Schmidt-Wilk, J. (1996) The Maharishi Corporate Development Program: Growth of experience and understanding in international top management teams. (Dissertation abstract, Maharishi University of Management). Dissertation Abstracts International, (57-09A, 4031).


Popular reports indicate that training in meditation is being introduced into corporations worldwide, yet systematic analyses of such programs are rare. Three case studies document the experiences and perceptions of members of top management teams who learned the Maharishi Transcendental MeditationÎ technique in the context of corporate-supported programs. The cases were generated using semi-structured interviews based on open-ended questionnaires conducted with 24 persons in managerial positions from a Norwegian company in the oil and gas industry, a British computer sales subsidiary, and a Swedish firm in the field of power transmission, and their consultants.

The study revealed the series of decisions that the managers undertook in authorizing and sponsoring the Maharishi Corporate Development Program and in their personal decisions and strategies about when, where and how often to practice the Transcendental Meditation technique and how to interpret its effects.
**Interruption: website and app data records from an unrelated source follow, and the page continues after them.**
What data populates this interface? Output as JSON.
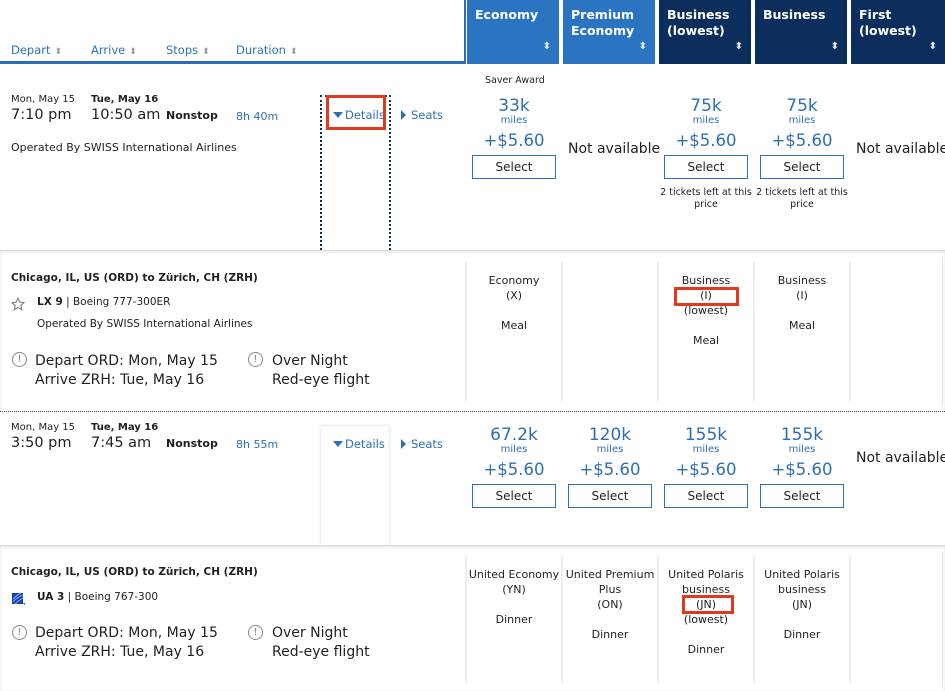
{
  "header": {
    "sort_columns": [
      {
        "label": "Depart"
      },
      {
        "label": "Arrive"
      },
      {
        "label": "Stops"
      },
      {
        "label": "Duration"
      }
    ],
    "cabin_columns": [
      {
        "line1": "Economy",
        "line2": ""
      },
      {
        "line1": "Premium",
        "line2": "Economy"
      },
      {
        "line1": "Business",
        "line2": "(lowest)"
      },
      {
        "line1": "Business",
        "line2": ""
      },
      {
        "line1": "First",
        "line2": "(lowest)"
      }
    ],
    "sort_icon": "↕"
  },
  "flights": [
    {
      "depart_date": "Mon, May 15",
      "depart_time": "7:10 pm",
      "arrive_date": "Tue, May 16",
      "arrive_time": "10:50 am",
      "stops": "Nonstop",
      "duration": "8h 40m",
      "operated_by": "Operated By SWISS International Airlines",
      "details_label": "Details",
      "seats_label": "Seats",
      "saver_label": "Saver Award",
      "fares": [
        {
          "miles": "33k",
          "miles_unit": "miles",
          "tax": "+$5.60",
          "select": "Select",
          "note": ""
        },
        {
          "not_available": "Not available"
        },
        {
          "miles": "75k",
          "miles_unit": "miles",
          "tax": "+$5.60",
          "select": "Select",
          "note": "2 tickets left at this price"
        },
        {
          "miles": "75k",
          "miles_unit": "miles",
          "tax": "+$5.60",
          "select": "Select",
          "note": "2 tickets left at this price"
        },
        {
          "not_available": "Not available"
        }
      ],
      "details": {
        "route": "Chicago, IL, US (ORD) to Zürich, CH (ZRH)",
        "flight_number": "LX 9",
        "aircraft": "Boeing 777-300ER",
        "operated_by": "Operated By SWISS International Airlines",
        "airline_icon": "star-alliance-icon",
        "depart_info": "Depart ORD: Mon, May 15",
        "arrive_info": "Arrive ZRH: Tue, May 16",
        "overnight_title": "Over Night",
        "overnight_sub": "Red-eye flight",
        "cabins": [
          {
            "lines": [
              "Economy",
              "(X)",
              "",
              "Meal"
            ]
          },
          {
            "lines": []
          },
          {
            "lines": [
              "Business",
              "(I)",
              "(lowest)",
              "",
              "Meal"
            ]
          },
          {
            "lines": [
              "Business",
              "(I)",
              "",
              "Meal"
            ]
          },
          {
            "lines": []
          }
        ]
      }
    },
    {
      "depart_date": "Mon, May 15",
      "depart_time": "3:50 pm",
      "arrive_date": "Tue, May 16",
      "arrive_time": "7:45 am",
      "stops": "Nonstop",
      "duration": "8h 55m",
      "details_label": "Details",
      "seats_label": "Seats",
      "fares": [
        {
          "miles": "67.2k",
          "miles_unit": "miles",
          "tax": "+$5.60",
          "select": "Select"
        },
        {
          "miles": "120k",
          "miles_unit": "miles",
          "tax": "+$5.60",
          "select": "Select"
        },
        {
          "miles": "155k",
          "miles_unit": "miles",
          "tax": "+$5.60",
          "select": "Select"
        },
        {
          "miles": "155k",
          "miles_unit": "miles",
          "tax": "+$5.60",
          "select": "Select"
        },
        {
          "not_available": "Not available"
        }
      ],
      "details": {
        "route": "Chicago, IL, US (ORD) to Zürich, CH (ZRH)",
        "flight_number": "UA 3",
        "aircraft": "Boeing 767-300",
        "airline_icon": "united-globe-icon",
        "depart_info": "Depart ORD: Mon, May 15",
        "arrive_info": "Arrive ZRH: Tue, May 16",
        "overnight_title": "Over Night",
        "overnight_sub": "Red-eye flight",
        "cabins": [
          {
            "lines": [
              "United Economy",
              "(YN)",
              "",
              "Dinner"
            ]
          },
          {
            "lines": [
              "United Premium",
              "Plus",
              "(ON)",
              "",
              "Dinner"
            ]
          },
          {
            "lines": [
              "United Polaris",
              "business",
              "(JN)",
              "(lowest)",
              "",
              "Dinner"
            ]
          },
          {
            "lines": [
              "United Polaris",
              "business",
              "(JN)",
              "",
              "Dinner"
            ]
          },
          {
            "lines": []
          }
        ]
      }
    }
  ],
  "colors": {
    "header_light": "#2a74c2",
    "header_dark": "#0b2e5c",
    "link": "#2e6fb0",
    "highlight": "#e03a1e"
  }
}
The managers indicated that (1) their personal experiences resulting from practice of the Transcendental Meditation technique and (2) systemic development of the management team were important factors in their decision to practice this technique on a regular basis.

Individual-level changes reported across the three cases included improved mental functioning, health and health-related habits, work relations, and performance, emotional growth and more enjoyable family life, which contribute to development of the management team. Team-level changes reported across the three cases included improved communication, increased mutual acceptance and awareness of company needs and values, fewer arguments, move to fact-based decision-making, greater trust, openness, and happiness, and greater team cohesiveness and alignment.

The personal outcomes reported by the managers are consistent with extensive published findings on the Transcendental Meditation program in the general population and indicate that the Maharishi Corporate Development Program meets the criteria described in the management literature for an effective leadership and team development program. According to Maharishi’s Absolute Theory of Management, these comprehensive changes spontaneously result from unfolding the organizing power of Natural Law in the awareness of the manager through practice of the Transcendental Meditation technique.